“I don’t think that’s a good idea,” he says. “You know, there’s a lot of people with untreated mental health and some people do some damage to these poor buildings.”
Manoj Patel, a Motel 6 manager in eastern LA County, told CNN he once faced a $4,000 repair bill after a homeless guest trashed her room.
“The bathroom was completely damaged,” said Patel. “I guess she threw something, took the 43-inch HD TV out. And then she felt voices or demons were coming out of the room or something. She marked all walls. The curtains, she burned. Thank God there was no fire. ”
Patel continues to rent rooms to homeless people vetted and paid for by a local church, but he is also against making this mandatory.
“We are barely surviving,” he said, after the pandemic and the high gas prices that stymied his bounce back. “Number two: we have to think of the safety of our staff. And number three, we’re not professionally or otherwise equipped with any of the supporting mechanisms that the homeless guest would require.”
If voters approve the proposed measure, the City Council will have to decide how to fund it — and what services, like counseling and permanent housing assistance, to provide alongside a free room for the night.

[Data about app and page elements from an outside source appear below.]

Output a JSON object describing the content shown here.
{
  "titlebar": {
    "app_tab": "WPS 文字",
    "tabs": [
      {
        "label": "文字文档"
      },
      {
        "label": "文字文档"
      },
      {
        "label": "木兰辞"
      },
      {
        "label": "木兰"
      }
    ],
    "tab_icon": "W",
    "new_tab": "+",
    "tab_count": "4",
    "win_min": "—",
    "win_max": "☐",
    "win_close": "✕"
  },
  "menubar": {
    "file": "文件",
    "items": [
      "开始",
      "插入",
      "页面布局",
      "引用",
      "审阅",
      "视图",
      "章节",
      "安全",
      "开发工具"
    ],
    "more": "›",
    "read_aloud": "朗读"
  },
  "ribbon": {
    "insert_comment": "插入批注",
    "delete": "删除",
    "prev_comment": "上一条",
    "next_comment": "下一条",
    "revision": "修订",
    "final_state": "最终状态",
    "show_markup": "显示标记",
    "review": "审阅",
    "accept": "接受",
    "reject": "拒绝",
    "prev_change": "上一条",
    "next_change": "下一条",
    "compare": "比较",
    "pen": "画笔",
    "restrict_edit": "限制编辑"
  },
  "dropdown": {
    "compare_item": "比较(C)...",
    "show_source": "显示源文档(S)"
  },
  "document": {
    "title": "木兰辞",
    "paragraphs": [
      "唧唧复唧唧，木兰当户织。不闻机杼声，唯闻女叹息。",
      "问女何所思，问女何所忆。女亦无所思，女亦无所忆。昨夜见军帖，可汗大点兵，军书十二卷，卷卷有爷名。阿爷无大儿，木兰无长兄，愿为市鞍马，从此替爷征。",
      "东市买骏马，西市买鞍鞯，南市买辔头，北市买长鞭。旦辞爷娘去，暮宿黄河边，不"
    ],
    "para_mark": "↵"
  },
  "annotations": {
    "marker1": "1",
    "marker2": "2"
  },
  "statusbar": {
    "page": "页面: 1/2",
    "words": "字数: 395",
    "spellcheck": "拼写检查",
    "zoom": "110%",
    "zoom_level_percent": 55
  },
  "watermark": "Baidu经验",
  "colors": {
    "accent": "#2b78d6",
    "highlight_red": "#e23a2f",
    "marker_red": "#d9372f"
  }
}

“We all want to help the homeless, but we don’t want to just put a band aid on it,” Patel says. “You’re trying to address an issue and creating an even bigger issue. And in the process, you’re actually, I think, taking the entire hospitality industry and devastating it.”
Like Waldman, Patel worries the move would make tourists stay away. “Honestly, would you check into a hotel knowing that the chance of your neighbor to the left or right is a homeless individual?” i said
The safety of other guests and staff was cited by many hotel managers and industry representatives that CNN spoke to as a reason not to move unhoused people into hotels.
But some employees called it a hypocritical response.
“That’s a hypocrisy from the hotels because during Covid, they didn’t care about housekeepers,” Liliana Hernandez, a housekeeper and Unite Here union member, told CNN.
Hernandez, who was out of work for 18 months during the pandemic, said she supports the bill as it would increase her job security and potentially increase the stock of affordable housing for her and her colleagues.
Some, she says, now live as far away as Bakersfield, around 113 miles north of the city. “They have to drive three hours to come to work,” she says. “And three hours later.”
The union says the motivation behind this bill is to ease the housing crisis for its members and the city. Opponents have questioned those motives, pointing out the union could, at any point, withdraw the bill.
“They want to use it as a negotiating tactic,” says Waldman, of the commerce association, about the union. “I also know that the unions are reaching out to the hotels saying they’ll withdraw the ballot measure if more hotels sign union contracts.”
A union representative told CNN this was false.
“We are trying to make them accountable, sure,” Petersen, the union co-president, said when asked about the criticism. “We want the hotels to be accountable to the community.”